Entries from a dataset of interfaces
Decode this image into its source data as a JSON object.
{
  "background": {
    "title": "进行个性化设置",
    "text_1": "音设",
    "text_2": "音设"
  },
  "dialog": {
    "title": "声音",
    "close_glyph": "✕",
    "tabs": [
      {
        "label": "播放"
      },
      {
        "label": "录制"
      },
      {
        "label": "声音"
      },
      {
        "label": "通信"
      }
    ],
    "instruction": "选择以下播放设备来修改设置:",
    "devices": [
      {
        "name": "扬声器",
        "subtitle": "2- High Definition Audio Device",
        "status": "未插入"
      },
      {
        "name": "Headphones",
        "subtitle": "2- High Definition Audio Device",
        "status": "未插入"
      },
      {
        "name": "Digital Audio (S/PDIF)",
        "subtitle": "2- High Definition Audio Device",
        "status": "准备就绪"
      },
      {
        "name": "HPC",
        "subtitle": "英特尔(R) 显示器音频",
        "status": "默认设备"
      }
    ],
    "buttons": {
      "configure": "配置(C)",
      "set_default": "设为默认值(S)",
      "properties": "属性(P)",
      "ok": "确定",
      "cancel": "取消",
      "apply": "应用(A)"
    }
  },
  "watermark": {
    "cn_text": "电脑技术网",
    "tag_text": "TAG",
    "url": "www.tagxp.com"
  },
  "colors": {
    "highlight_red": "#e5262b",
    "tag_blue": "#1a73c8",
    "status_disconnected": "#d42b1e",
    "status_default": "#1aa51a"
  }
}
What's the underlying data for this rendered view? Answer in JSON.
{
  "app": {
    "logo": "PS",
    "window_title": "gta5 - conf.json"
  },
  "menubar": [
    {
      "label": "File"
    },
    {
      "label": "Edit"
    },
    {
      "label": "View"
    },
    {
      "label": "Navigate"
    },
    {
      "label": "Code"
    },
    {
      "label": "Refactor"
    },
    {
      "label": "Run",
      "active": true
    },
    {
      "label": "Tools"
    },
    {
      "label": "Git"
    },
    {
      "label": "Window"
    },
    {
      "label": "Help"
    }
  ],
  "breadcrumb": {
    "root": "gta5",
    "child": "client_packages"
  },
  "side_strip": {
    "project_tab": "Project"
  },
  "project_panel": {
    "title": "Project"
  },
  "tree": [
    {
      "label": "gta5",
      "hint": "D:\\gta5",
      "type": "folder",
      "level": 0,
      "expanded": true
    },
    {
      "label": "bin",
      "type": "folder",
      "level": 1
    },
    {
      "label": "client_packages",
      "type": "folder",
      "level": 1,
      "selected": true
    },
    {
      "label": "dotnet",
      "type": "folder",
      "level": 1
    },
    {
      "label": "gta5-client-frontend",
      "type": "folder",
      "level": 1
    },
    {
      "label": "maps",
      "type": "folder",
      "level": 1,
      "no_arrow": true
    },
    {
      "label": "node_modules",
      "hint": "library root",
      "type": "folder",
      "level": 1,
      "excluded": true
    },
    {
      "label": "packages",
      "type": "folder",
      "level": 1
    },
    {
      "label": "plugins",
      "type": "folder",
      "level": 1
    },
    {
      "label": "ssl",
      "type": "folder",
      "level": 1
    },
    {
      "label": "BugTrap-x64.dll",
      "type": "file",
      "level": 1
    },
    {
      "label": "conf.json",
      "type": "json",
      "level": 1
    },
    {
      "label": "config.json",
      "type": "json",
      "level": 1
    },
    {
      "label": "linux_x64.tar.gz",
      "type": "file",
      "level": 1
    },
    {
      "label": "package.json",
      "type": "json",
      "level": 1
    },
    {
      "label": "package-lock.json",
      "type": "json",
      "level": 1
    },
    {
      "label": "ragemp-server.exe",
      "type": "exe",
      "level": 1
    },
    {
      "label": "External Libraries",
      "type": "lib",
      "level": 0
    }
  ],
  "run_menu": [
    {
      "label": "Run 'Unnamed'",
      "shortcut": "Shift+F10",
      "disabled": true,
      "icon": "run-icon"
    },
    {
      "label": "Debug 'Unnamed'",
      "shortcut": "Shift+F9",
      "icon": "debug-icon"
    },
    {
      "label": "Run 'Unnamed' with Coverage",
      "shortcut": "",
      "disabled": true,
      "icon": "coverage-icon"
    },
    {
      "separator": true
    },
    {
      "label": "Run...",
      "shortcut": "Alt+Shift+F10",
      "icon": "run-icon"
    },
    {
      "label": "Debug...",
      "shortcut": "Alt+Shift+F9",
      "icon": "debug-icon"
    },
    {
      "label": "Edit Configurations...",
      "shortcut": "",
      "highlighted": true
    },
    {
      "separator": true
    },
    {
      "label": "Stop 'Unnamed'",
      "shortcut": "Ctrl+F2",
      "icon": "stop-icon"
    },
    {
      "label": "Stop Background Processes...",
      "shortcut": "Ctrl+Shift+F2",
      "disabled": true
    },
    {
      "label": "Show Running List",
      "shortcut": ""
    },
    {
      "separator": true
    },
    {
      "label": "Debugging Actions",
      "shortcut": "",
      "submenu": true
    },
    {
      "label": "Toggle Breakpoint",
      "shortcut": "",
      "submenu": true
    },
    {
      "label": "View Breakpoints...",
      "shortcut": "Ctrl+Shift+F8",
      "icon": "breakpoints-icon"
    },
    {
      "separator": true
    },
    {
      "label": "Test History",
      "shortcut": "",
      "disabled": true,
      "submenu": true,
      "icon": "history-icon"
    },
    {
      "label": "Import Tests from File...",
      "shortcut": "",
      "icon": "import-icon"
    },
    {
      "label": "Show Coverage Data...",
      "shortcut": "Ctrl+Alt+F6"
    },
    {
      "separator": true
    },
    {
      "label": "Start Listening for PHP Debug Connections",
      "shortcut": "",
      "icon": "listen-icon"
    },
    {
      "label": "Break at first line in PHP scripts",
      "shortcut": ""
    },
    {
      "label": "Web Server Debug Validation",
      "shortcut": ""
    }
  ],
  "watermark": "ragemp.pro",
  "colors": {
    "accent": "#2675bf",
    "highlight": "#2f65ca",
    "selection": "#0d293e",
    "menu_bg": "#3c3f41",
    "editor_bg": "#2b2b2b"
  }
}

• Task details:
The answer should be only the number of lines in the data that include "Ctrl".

• Answer to this problem:
4